WHAT IS EXPECTED
Your answer must be one number: the count of lines below that hold the word "Collection".

*** INPUT FOR THIS TASK ***

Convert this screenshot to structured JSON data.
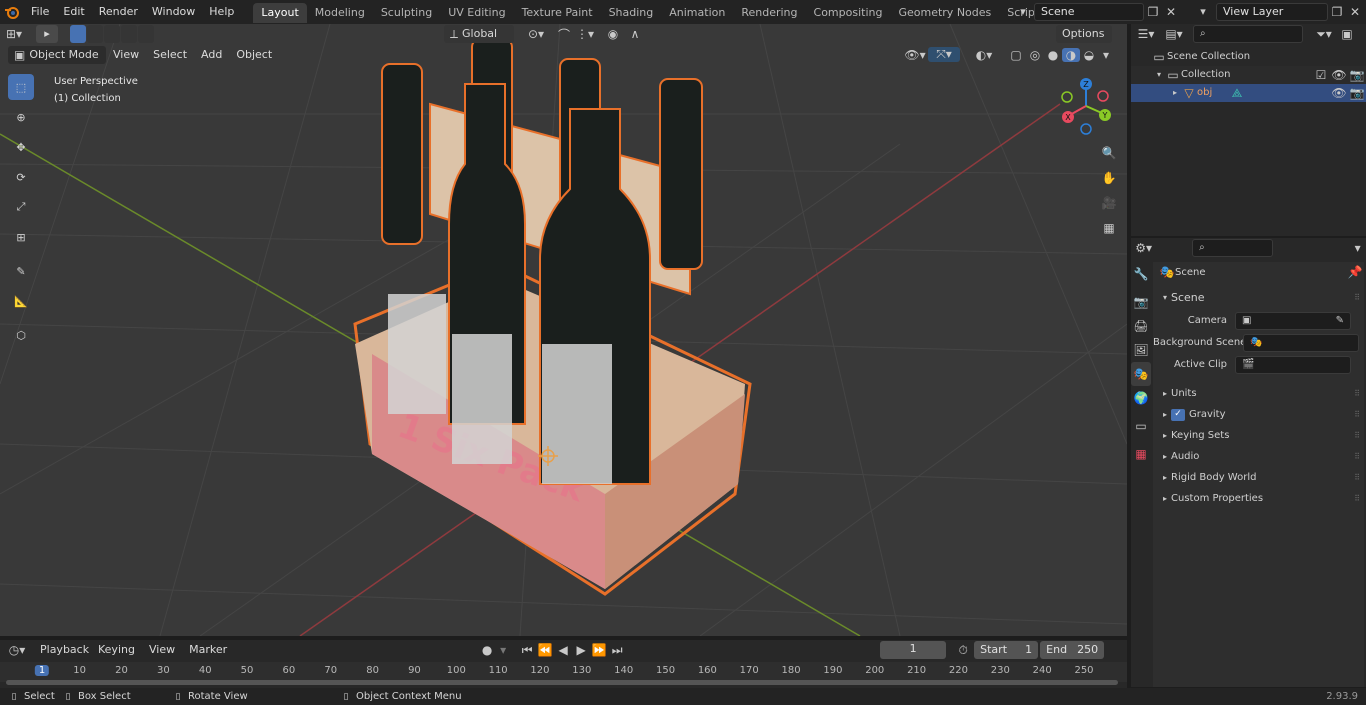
{
  "topbar": {
    "menus": [
      "File",
      "Edit",
      "Render",
      "Window",
      "Help"
    ],
    "workspaces": [
      "Layout",
      "Modeling",
      "Sculpting",
      "UV Editing",
      "Texture Paint",
      "Shading",
      "Animation",
      "Rendering",
      "Compositing",
      "Geometry Nodes",
      "Scripting"
    ],
    "scene": "Scene",
    "view_layer": "View Layer"
  },
  "viewport": {
    "mode": "Object Mode",
    "menus": [
      "View",
      "Select",
      "Add",
      "Object"
    ],
    "transform_orientation": "Global",
    "options": "Options",
    "overlay_title": "User Perspective",
    "overlay_subtitle": "(1) Collection",
    "gizmo_axes": {
      "z": "Z",
      "y": "Y",
      "x": "X"
    },
    "label_text": "1 Six Pack",
    "colors": {
      "bg": "#3a3a3a",
      "grid": "#474747",
      "x_axis": "#8e3a3e",
      "y_axis": "#6a8a2a",
      "selection": "#e8702a"
    }
  },
  "tools": [
    "select-box",
    "cursor",
    "move",
    "rotate",
    "scale",
    "transform",
    "annotate",
    "measure",
    "add-cube"
  ],
  "outliner": {
    "scene_collection": "Scene Collection",
    "collection": "Collection",
    "object": "obj"
  },
  "properties": {
    "context": "Scene",
    "panel": "Scene",
    "fields": [
      {
        "label": "Camera",
        "value": ""
      },
      {
        "label": "Background Scene",
        "value": ""
      },
      {
        "label": "Active Clip",
        "value": ""
      }
    ],
    "sections": [
      "Units",
      "Gravity",
      "Keying Sets",
      "Audio",
      "Rigid Body World",
      "Custom Properties"
    ]
  },
  "timeline": {
    "menus": [
      "Playback",
      "Keying",
      "View",
      "Marker"
    ],
    "current_frame": "1",
    "start_label": "Start",
    "start": "1",
    "end_label": "End",
    "end": "250",
    "ruler": [
      "1",
      "10",
      "20",
      "30",
      "40",
      "50",
      "60",
      "70",
      "80",
      "90",
      "100",
      "110",
      "120",
      "130",
      "140",
      "150",
      "160",
      "170",
      "180",
      "190",
      "200",
      "210",
      "220",
      "230",
      "240",
      "250"
    ]
  },
  "statusbar": {
    "select": "Select",
    "box_select": "Box Select",
    "rotate_view": "Rotate View",
    "context_menu": "Object Context Menu",
    "version": "2.93.9"
  }
}
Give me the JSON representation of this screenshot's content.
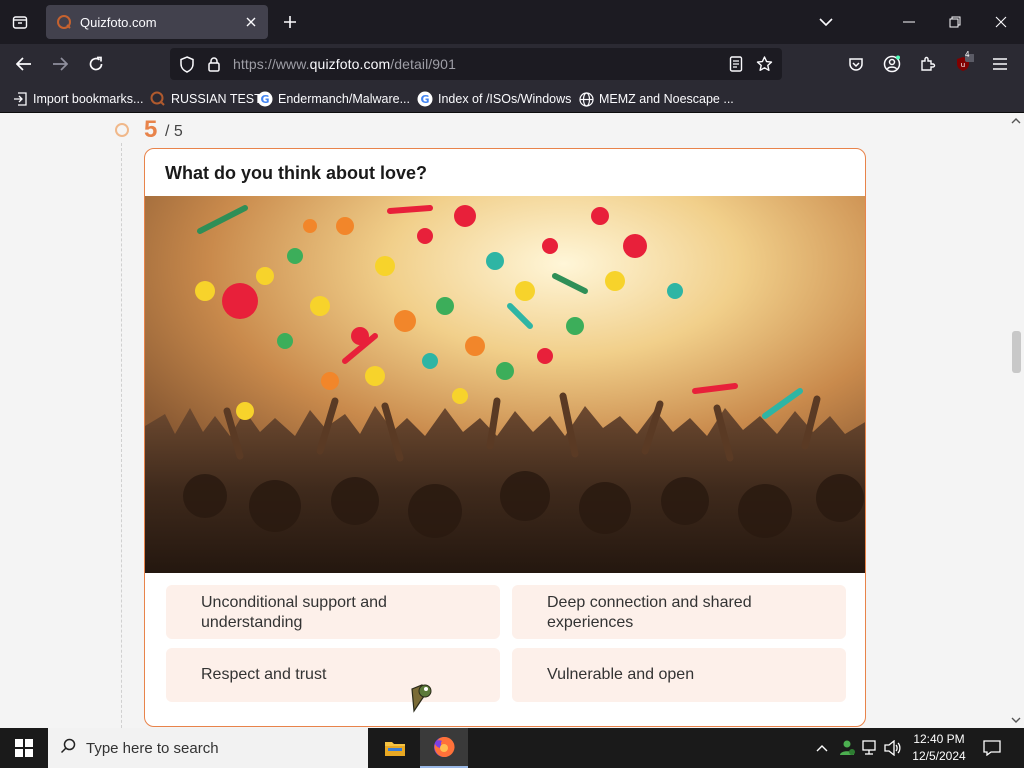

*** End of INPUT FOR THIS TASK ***

EXERCISE OUTPUT
3